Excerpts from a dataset
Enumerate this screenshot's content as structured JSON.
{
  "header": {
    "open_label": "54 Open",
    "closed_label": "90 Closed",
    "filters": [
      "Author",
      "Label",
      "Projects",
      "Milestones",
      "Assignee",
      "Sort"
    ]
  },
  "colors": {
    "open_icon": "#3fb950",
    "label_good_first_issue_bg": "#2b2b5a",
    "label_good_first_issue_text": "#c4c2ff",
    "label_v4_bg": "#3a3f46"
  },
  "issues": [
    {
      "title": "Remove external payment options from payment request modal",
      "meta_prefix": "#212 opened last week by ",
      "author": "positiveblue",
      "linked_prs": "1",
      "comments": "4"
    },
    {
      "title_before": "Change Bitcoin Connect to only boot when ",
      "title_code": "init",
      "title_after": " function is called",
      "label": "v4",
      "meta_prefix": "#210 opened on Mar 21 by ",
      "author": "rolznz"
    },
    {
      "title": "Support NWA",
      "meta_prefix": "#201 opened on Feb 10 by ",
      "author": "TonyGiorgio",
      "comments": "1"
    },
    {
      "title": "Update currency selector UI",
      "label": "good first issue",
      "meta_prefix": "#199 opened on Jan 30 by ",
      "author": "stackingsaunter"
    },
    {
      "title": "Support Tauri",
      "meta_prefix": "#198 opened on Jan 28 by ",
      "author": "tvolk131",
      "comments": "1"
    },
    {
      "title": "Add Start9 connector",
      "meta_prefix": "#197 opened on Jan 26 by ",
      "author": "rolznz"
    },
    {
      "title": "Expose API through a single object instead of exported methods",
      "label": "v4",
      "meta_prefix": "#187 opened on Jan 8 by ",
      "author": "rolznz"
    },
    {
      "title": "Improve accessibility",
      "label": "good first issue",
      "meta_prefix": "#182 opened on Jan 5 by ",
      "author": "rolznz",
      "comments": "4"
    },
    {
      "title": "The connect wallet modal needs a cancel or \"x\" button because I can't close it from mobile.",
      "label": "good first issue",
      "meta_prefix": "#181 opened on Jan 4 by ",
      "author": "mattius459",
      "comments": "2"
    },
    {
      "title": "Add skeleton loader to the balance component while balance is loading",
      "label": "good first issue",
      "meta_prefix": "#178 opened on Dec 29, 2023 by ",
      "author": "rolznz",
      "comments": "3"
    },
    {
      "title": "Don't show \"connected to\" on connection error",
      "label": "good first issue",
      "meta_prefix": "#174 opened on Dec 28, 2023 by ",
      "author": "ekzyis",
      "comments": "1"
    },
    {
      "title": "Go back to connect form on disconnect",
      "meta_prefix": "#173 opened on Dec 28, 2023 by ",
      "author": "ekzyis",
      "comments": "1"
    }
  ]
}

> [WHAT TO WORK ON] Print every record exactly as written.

> [RESULT OF THE EXERCISE]
Enumerate this screenshot's content as structured JSON.
{
  "header": {
    "open_label": "54 Open",
    "closed_label": "90 Closed",
    "filters": [
      "Author",
      "Label",
      "Projects",
      "Milestones",
      "Assignee",
      "Sort"
    ]
  },
  "colors": {
    "open_icon": "#3fb950",
    "label_good_first_issue_bg": "#2b2b5a",
    "label_good_first_issue_text": "#c4c2ff",
    "label_v4_bg": "#3a3f46"
  },
  "issues": [
    {
      "title": "Remove external payment options from payment request modal",
      "meta_prefix": "#212 opened last week by ",
      "author": "positiveblue",
      "linked_prs": "1",
      "comments": "4"
    },
    {
      "title_before": "Change Bitcoin Connect to only boot when ",
      "title_code": "init",
      "title_after": " function is called",
      "label": "v4",
      "meta_prefix": "#210 opened on Mar 21 by ",
      "author": "rolznz"
    },
    {
      "title": "Support NWA",
      "meta_prefix": "#201 opened on Feb 10 by ",
      "author": "TonyGiorgio",
      "comments": "1"
    },
    {
      "title": "Update currency selector UI",
      "label": "good first issue",
      "meta_prefix": "#199 opened on Jan 30 by ",
      "author": "stackingsaunter"
    },
    {
      "title": "Support Tauri",
      "meta_prefix": "#198 opened on Jan 28 by ",
      "author": "tvolk131",
      "comments": "1"
    },
    {
      "title": "Add Start9 connector",
      "meta_prefix": "#197 opened on Jan 26 by ",
      "author": "rolznz"
    },
    {
      "title": "Expose API through a single object instead of exported methods",
      "label": "v4",
      "meta_prefix": "#187 opened on Jan 8 by ",
      "author": "rolznz"
    },
    {
      "title": "Improve accessibility",
      "label": "good first issue",
      "meta_prefix": "#182 opened on Jan 5 by ",
      "author": "rolznz",
      "comments": "4"
    },
    {
      "title": "The connect wallet modal needs a cancel or \"x\" button because I can't close it from mobile.",
      "label": "good first issue",
      "meta_prefix": "#181 opened on Jan 4 by ",
      "author": "mattius459",
      "comments": "2"
    },
    {
      "title": "Add skeleton loader to the balance component while balance is loading",
      "label": "good first issue",
      "meta_prefix": "#178 opened on Dec 29, 2023 by ",
      "author": "rolznz",
      "comments": "3"
    },
    {
      "title": "Don't show \"connected to\" on connection error",
      "label": "good first issue",
      "meta_prefix": "#174 opened on Dec 28, 2023 by ",
      "author": "ekzyis",
      "comments": "1"
    },
    {
      "title": "Go back to connect form on disconnect",
      "meta_prefix": "#173 opened on Dec 28, 2023 by ",
      "author": "ekzyis",
      "comments": "1"
    }
  ]
}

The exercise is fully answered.